This made me look at other areas of my life in which I was paying for fast, and PayPal was another. To move money from PayPal into another account was immediate, for a price. They take a percentage of the money moved, which bothered me to no end, considering PayPal did nothing to earn the money. I was paying for convenience. You can move it for free, but they warn it may take 1-3 business days, but the money shows up in 24 hours.

Free takes more time. It helps is to pay attention and take note when you’re running out of something. To order it ahead of time and not pay an extra fee for fast, because in more ways than one, slow is free.

The First Hour

The dogs know when they see me flip over the sand timer, I’m going to tap the keys for 30 minutes. That’s how long the sand will run, and about as long as I’m good sitting in one spot. I remember when I first started Blogging, I could sit here for hours, and the posts were long. That changed over time. Maybe time revealed how valuable it is. It the one thing we spend that will not return, so try to use it wisely.

I woke up early this morning and it was still dark outside. I didn’t dare turn on the bedside lamp, or the dogs would think it was time to get up. They don’t move until they see the new day streaming in through the windows. It’s cloudy, so the day was here without them knowing it. I sat in darkness and listened to the stillness of the house. I could hear warm air coming in through the vents and was grateful for heat. I knew if I pulled the chain of the lamp beside me, it would illuminate the room, so I was grateful for electricity. There were many things to be grateful for, even the bed I was sitting on, blanketed in warmth.

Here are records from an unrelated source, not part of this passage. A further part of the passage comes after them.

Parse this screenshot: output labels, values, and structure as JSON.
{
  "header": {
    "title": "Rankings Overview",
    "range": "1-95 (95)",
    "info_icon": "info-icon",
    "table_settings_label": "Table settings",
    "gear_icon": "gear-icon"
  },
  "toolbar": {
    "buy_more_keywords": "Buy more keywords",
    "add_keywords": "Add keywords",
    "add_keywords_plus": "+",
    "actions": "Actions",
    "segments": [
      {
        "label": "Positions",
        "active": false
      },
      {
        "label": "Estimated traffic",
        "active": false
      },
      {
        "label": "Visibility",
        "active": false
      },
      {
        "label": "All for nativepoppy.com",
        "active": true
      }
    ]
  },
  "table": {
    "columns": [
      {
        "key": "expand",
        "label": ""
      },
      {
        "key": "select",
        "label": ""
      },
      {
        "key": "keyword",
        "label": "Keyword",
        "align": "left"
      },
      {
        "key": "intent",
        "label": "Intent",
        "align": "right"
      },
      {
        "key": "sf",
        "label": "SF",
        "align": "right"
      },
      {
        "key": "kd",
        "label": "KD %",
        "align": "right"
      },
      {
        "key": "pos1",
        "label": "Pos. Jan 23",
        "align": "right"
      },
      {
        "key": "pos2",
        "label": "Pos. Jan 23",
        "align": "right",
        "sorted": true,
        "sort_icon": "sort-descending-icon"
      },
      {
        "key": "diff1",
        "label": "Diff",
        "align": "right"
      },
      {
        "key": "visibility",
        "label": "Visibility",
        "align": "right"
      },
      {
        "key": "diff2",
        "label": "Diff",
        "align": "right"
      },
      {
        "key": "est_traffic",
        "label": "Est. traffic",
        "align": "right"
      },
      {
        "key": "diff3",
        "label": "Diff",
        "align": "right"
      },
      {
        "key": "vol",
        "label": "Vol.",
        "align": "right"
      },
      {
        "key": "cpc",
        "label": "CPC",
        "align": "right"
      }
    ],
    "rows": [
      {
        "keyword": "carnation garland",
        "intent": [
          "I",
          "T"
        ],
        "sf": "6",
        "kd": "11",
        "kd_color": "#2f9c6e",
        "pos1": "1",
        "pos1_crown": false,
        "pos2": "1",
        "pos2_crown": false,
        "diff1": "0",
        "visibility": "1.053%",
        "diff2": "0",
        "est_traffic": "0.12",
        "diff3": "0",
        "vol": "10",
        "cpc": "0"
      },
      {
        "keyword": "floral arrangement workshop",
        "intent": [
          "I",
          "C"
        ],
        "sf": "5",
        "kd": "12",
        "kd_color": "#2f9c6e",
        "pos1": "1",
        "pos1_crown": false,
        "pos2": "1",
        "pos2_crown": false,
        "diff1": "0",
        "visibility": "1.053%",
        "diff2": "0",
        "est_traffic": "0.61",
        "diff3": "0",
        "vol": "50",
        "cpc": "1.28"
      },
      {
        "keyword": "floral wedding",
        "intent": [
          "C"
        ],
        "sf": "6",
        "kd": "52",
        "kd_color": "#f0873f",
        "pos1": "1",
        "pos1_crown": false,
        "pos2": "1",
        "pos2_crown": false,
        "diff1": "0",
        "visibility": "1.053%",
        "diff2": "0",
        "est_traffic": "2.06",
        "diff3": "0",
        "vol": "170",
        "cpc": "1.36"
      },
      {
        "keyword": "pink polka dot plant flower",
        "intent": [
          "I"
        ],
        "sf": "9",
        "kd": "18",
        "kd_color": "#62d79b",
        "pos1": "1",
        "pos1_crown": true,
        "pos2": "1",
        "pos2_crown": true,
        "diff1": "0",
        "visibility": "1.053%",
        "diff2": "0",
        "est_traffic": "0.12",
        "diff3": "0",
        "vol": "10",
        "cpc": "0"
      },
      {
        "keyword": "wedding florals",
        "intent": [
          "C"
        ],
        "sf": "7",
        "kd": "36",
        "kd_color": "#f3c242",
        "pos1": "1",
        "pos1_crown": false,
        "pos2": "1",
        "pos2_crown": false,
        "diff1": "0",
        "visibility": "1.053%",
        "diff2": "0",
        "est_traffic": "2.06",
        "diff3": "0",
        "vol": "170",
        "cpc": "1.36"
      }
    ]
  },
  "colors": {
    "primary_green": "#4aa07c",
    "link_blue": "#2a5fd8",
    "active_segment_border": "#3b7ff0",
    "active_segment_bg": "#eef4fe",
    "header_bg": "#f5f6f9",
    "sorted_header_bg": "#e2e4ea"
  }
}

Leo Babauta says, “There’s a deliciousness to the early morning.” We get to choose to roll out of bed and dive into the day, or wake up early to greet it. The first hour is sacred, and sets the tone for the rest of day.

I walked through the house, lit a candle, and made a cup of coffee. There is one lamp burning brightly as I sit at my desk and type. A nearby clock is ticking more loudly than my typing, but the house remains still. The sand timer has emptied, but I’m not ready to move just yet, because once I do, the house will spring to life. Thank you for sitting here with me in this stillness of the first hour.

A Practice in Patience

I gave myself a practice in patience. You may be familiar with Bath and Body Works 3-wick candles, and that is what I chose to practice with.

It was given to me this month and has a Christmas scent. The other day it was lit, but all three wicks were not much of a flame. They looked as if they could snuff out at any given moment. It’s a relatively new candle and this was the second time it’d been lit, so I blew it out and pondered my options. Bath and Body Works stand behind their products, so I knew I could take it to the store and they’d replace it with a new one. That was an option, or I could be patient and work with it to see how far we could go.

I lit all three wicks and they were struggling to remain lit. I placed it in a draft free zone away from activity. Two of the wicks began burning brightly, but there was one that wouldn’t stay lit. It kept going out and I’d relight it each time. I forgot about the candle for a while, but the next time I walked by and took a look, all three wicks were lit! Two of them had been burning long enough to melt down the wax, so the third one could breathe. The two stronger wicks helped the one that was struggling. We need that too.

It took hours of working with this candle, but my patience didn’t wane. We don’t know for sure how strong we really are until an area is tested. We’re capable of more than we give ourselves credit for and we don’t have to be surprised by every test. We can test ourselves to continually redefine our level of patience.